The Queer Urban Orchestra (QUO) devoted its St. Patrick’s Day concert, at Church of the Holy Apostles, in Chelsea, to chamber music and, in this 12th QUOtets program, orchestra members and guests gave us a diverse selection of works.
QUOtets XII began on a most unusual note with John Cage’s “Living Room Music,” played, host Brent Reno told us, on “a quartet of unspecified instruments.” On a living room set, with assorted food packages and reading matter, Andrew Berman, Alvaro Rodas, Mark Saccomano, and Christian Smythe, in casual attire, played the percussion ‘instruments’ tabletop, book banged on table, chopsticks, spoon striking knee, rolled up magazines, a pizza box, a Chinese food container, and a bottle, with Berman also playing melodica, a wind instrument with a keyboard. Words that the quartet intoned came from Gertrude Stein’s “The Word Is Round.”

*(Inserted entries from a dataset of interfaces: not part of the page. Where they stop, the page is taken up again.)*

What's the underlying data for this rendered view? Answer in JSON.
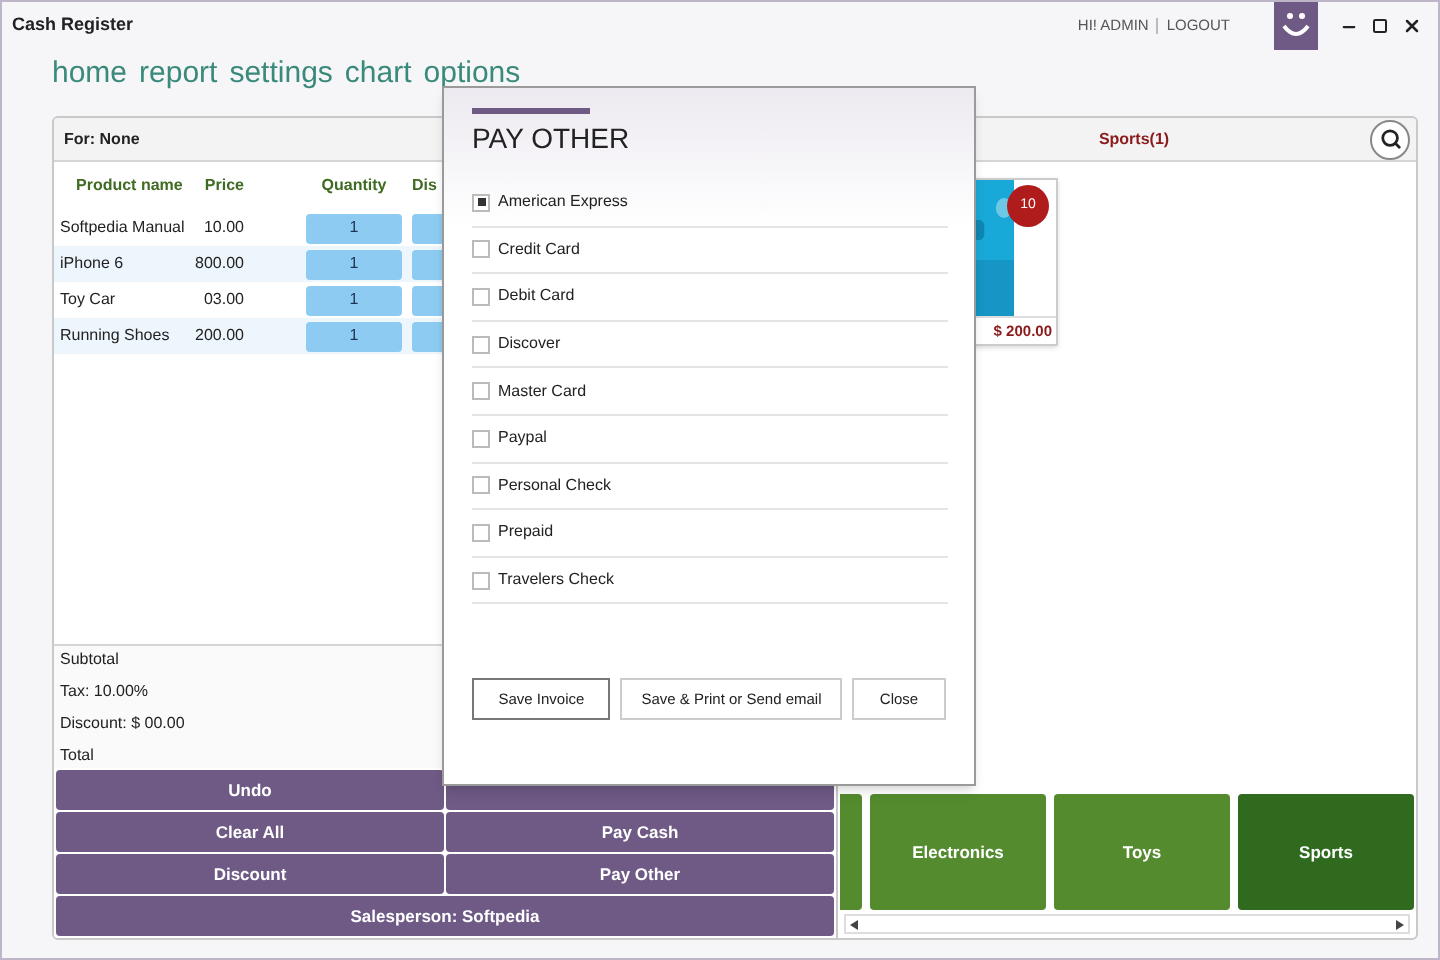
{
  "window": {
    "title": "Cash Register"
  },
  "user": {
    "greeting": "HI! ADMIN",
    "logout": "LOGOUT"
  },
  "nav": [
    "home",
    "report",
    "settings",
    "chart",
    "options"
  ],
  "order": {
    "for": "For: None",
    "columns": [
      "Product name",
      "Price",
      "Quantity",
      "Dis"
    ],
    "rows": [
      {
        "name": "Softpedia Manual",
        "price": "10.00",
        "quantity": "1"
      },
      {
        "name": "iPhone 6",
        "price": "800.00",
        "quantity": "1"
      },
      {
        "name": "Toy Car",
        "price": "03.00",
        "quantity": "1"
      },
      {
        "name": "Running Shoes",
        "price": "200.00",
        "quantity": "1"
      }
    ],
    "totals": [
      "Subtotal",
      "Tax: 10.00%",
      "Discount: $ 00.00",
      "Total"
    ],
    "actions": [
      {
        "kind": "labeled",
        "label": "Undo"
      },
      {
        "kind": "covered"
      },
      {
        "kind": "labeled",
        "label": "Clear All"
      },
      {
        "kind": "labeled",
        "label": "Pay Cash"
      },
      {
        "kind": "labeled",
        "label": "Discount"
      },
      {
        "kind": "labeled",
        "label": "Pay Other"
      }
    ],
    "salesperson": "Salesperson: Softpedia"
  },
  "products": {
    "header": "Sports(1)",
    "items": [
      {
        "badge": "10",
        "price": "$ 200.00"
      }
    ]
  },
  "categories": [
    {
      "label": "Electronics",
      "selected": false
    },
    {
      "label": "Toys",
      "selected": false
    },
    {
      "label": "Sports",
      "selected": true
    }
  ],
  "dialog": {
    "title": "PAY OTHER",
    "options": [
      {
        "label": "American Express",
        "checked": true
      },
      {
        "label": "Credit Card",
        "checked": false
      },
      {
        "label": "Debit Card",
        "checked": false
      },
      {
        "label": "Discover",
        "checked": false
      },
      {
        "label": "Master Card",
        "checked": false
      },
      {
        "label": "Paypal",
        "checked": false
      },
      {
        "label": "Personal Check",
        "checked": false
      },
      {
        "label": "Prepaid",
        "checked": false
      },
      {
        "label": "Travelers Check",
        "checked": false
      }
    ],
    "buttons": [
      "Save Invoice",
      "Save & Print or Send email",
      "Close"
    ]
  }
}
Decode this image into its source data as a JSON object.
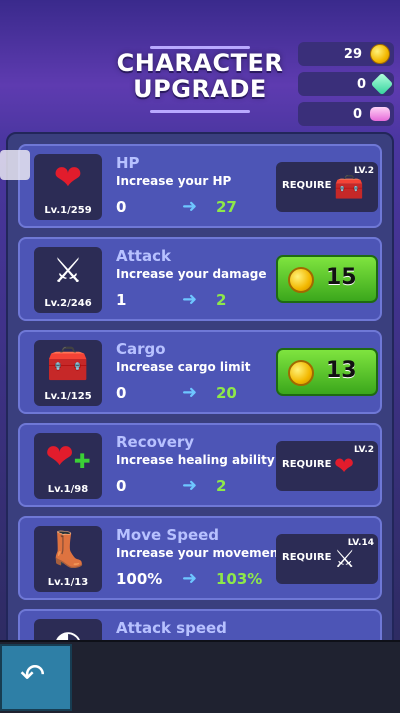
{
  "header": {
    "title_line1": "CHARACTER",
    "title_line2": "UPGRADE"
  },
  "currencies": [
    {
      "value": "29",
      "icon": "gold-coin-icon"
    },
    {
      "value": "0",
      "icon": "green-gem-icon"
    },
    {
      "value": "0",
      "icon": "pink-gem-icon"
    }
  ],
  "upgrades": [
    {
      "name": "HP",
      "description": "Increase your HP",
      "level": "Lv.1/259",
      "from": "0",
      "to": "27",
      "icon": "heart-icon",
      "action": {
        "type": "require",
        "label": "REQUIRE",
        "req_level": "LV.2",
        "req_icon": "chest-icon"
      }
    },
    {
      "name": "Attack",
      "description": "Increase your damage",
      "level": "Lv.2/246",
      "from": "1",
      "to": "2",
      "icon": "crossed-swords-icon",
      "action": {
        "type": "buy",
        "price": "15"
      }
    },
    {
      "name": "Cargo",
      "description": "Increase cargo limit",
      "level": "Lv.1/125",
      "from": "0",
      "to": "20",
      "icon": "chest-icon",
      "action": {
        "type": "buy",
        "price": "13"
      }
    },
    {
      "name": "Recovery",
      "description": "Increase healing ability",
      "level": "Lv.1/98",
      "from": "0",
      "to": "2",
      "icon": "heart-plus-icon",
      "action": {
        "type": "require",
        "label": "REQUIRE",
        "req_level": "LV.2",
        "req_icon": "heart-icon"
      }
    },
    {
      "name": "Move Speed",
      "description": "Increase your movement",
      "level": "Lv.1/13",
      "from": "100%",
      "to": "103%",
      "icon": "winged-boot-icon",
      "action": {
        "type": "require",
        "label": "REQUIRE",
        "req_level": "LV.14",
        "req_icon": "crossed-swords-icon"
      }
    },
    {
      "name": "Attack speed",
      "icon": "attack-speed-icon"
    }
  ],
  "footer": {
    "back_icon": "back-arrow-icon"
  }
}
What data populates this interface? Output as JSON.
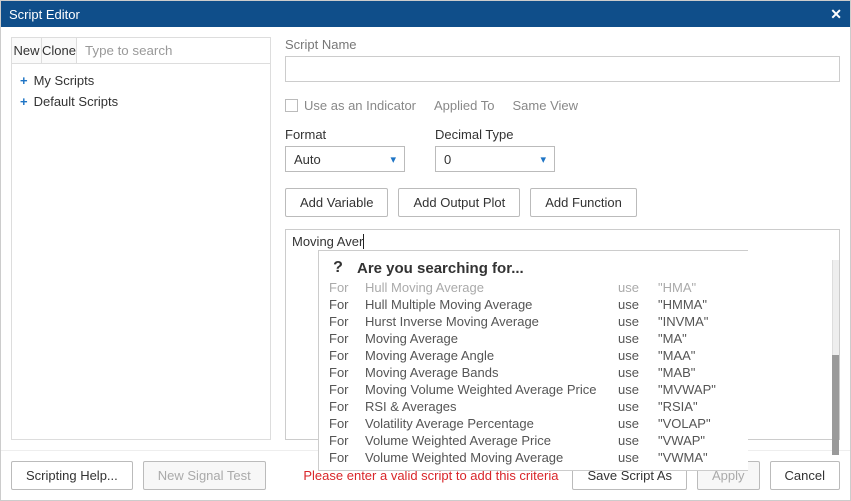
{
  "titlebar": {
    "title": "Script Editor"
  },
  "left": {
    "new_btn": "New",
    "clone_btn": "Clone",
    "search_placeholder": "Type to search",
    "tree": [
      {
        "label": "My Scripts"
      },
      {
        "label": "Default Scripts"
      }
    ]
  },
  "right": {
    "script_name_label": "Script Name",
    "script_name_value": "",
    "use_as_indicator_label": "Use as an Indicator",
    "applied_to_label": "Applied To",
    "same_view_label": "Same View",
    "format_label": "Format",
    "decimal_type_label": "Decimal Type",
    "format_value": "Auto",
    "decimal_value": "0",
    "add_variable": "Add Variable",
    "add_output_plot": "Add Output Plot",
    "add_function": "Add Function",
    "editor_text": "Moving Aver",
    "suggest": {
      "title": "Are you searching for...",
      "rows": [
        {
          "c1": "For",
          "c2": "Hull Moving Average",
          "c3": "use",
          "c4": "\"HMA\"",
          "muted": true
        },
        {
          "c1": "For",
          "c2": "Hull Multiple Moving Average",
          "c3": "use",
          "c4": "\"HMMA\""
        },
        {
          "c1": "For",
          "c2": "Hurst Inverse Moving Average",
          "c3": "use",
          "c4": "\"INVMA\""
        },
        {
          "c1": "For",
          "c2": "Moving Average",
          "c3": "use",
          "c4": "\"MA\""
        },
        {
          "c1": "For",
          "c2": "Moving Average Angle",
          "c3": "use",
          "c4": "\"MAA\""
        },
        {
          "c1": "For",
          "c2": "Moving Average Bands",
          "c3": "use",
          "c4": "\"MAB\""
        },
        {
          "c1": "For",
          "c2": "Moving Volume Weighted Average Price",
          "c3": "use",
          "c4": "\"MVWAP\""
        },
        {
          "c1": "For",
          "c2": "RSI & Averages",
          "c3": "use",
          "c4": "\"RSIA\""
        },
        {
          "c1": "For",
          "c2": "Volatility Average Percentage",
          "c3": "use",
          "c4": "\"VOLAP\""
        },
        {
          "c1": "For",
          "c2": "Volume Weighted Average Price",
          "c3": "use",
          "c4": "\"VWAP\""
        },
        {
          "c1": "For",
          "c2": "Volume Weighted Moving Average",
          "c3": "use",
          "c4": "\"VWMA\""
        }
      ]
    }
  },
  "footer": {
    "scripting_help": "Scripting Help...",
    "new_signal_test": "New Signal Test",
    "error_msg": "Please enter a valid script to add this criteria",
    "save_as": "Save Script As",
    "apply": "Apply",
    "cancel": "Cancel"
  }
}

Violinist Andrew Holland, cellist Bjorn Berkhout, and pianist Ligia Sakurai gave us a propulsive, refreshing, and thoroughly Romantic second movement Scherzo from Johannes Brahms’ Trio Opus Eight, in its revised version. The 13th Street WindsSamantha Marshall on flute, Chammi Kim on oboe, Jeremiah Adriano on clarinet, Alejandro Salaverry on horn, and Tylor Thomas on bassoonplayed Eun-Chul Oh’s “Arirang Fantasy,” and Kim explained that Arirang is a traditional Korean folksong form and that we would have heard an example during the recent Winter Olympics opening ceremonies. The lively Fantasy could not help but bring images from the Olympics to mind.
The Ainslie WindsMarquis Bias on flute, Rishi Magia on oboe, Allison Heim on clarinet, Fran Piccone on bassoon, and Kyle Walker on hornplayed a mellifluously flowing third movement Vivace, from French flautist, composer, conductor, and teacher Paul Taffanel’s Quintet for Winds, with drive. QUO Artistic Director Julie Desbordes, on flugenhorn, and Berman, on vibraphone, offered a pensive first of Erik Satie’s “Trois Gymnopédies,” marked Lent et douloureux, and segued into Chick Corea’s playful “Children’s Songs.” Brian Shaw and Nolan Dresden, assisted by pianist Marie Blair, sang two songs from Berkhout’s new musical “Push,” concerning, said Reno, “a family who pushes back against the pressures of modern life.” In “It’s a Mess,” Shaw and Dresden, playing a couple, gave us their fight song, with a cheerful side, and in “Pitter Patter,” discussed when and if they’ll become dads. Violinists Holland and William Jones, violist Nick Singletary, and cellist Todd Porter played the first movement of Wolfgang Amadeus Mozart’s String Quartet Number 19 in C Major, Köchel 465, some of the Adagio characterized by the relative “Dissonance” of the work’s designation, then resolving in a fleet and harmonious Allegro.
Oboists Matthew Hadley and Shaw and English horn player Smythe gave us Ludwig van Beethoven’s Variations of a Theme from Mozart’s “Don Juan” (“Don Giovanni”), the seduction duet “Là ci darem la mano,” consisting of the opening Andante statement of the theme; a bouncy Allegretto dance; in L’istesso tempo, the melody ornamented somewhat floridly; an Andante akin to a courtly dance; an Allegro Moderato, replete with ascending figures; a Moderato, fully floridly embellished; a Lento Espressivo, foretelling that an unhappy ending is in store; a jokey Allegretto Scherzando; an Allegretto Giocoso, with a swirling melodic line against that of the duet; culminating in a Coda and a final Andante statement.
Violinist Suzanne Lipkin and pianist Sakurai played QUO alumnus Seth Bedford’s Aria da Capo, angular and dramatic, with an abrupt ending. Aaron Patterson, on alto saxophone, delivered French composer, conductor, and arranger Paul Bonneau’s Caprice en forme de valse, whimsically more waltz-like than actual waltz, with runs and trills in a cadenza near the end. Closing the concert was Keiichi Kurokawa’s reimagining of Claude Debussy’s Suite Bergamasque, the Prelude followed by the familiar Clair de Lune, haunting in this unusual arrangement as well.
On May 5, at Holy Apostles, QUO will play Mozart’s 39th Symphony and a new work by QUO’s own Ron Nahass, and present a performance by the QUO Composition Contest winner. On June 16, QUO celebrates LGBTQ Pride with its third annual Pride Gay-La. Visit www.QueerUrbanOrchestra.org
for further information. Church of the Holy Apostles is located at 296 Ninth Avenue, at West 28th Street.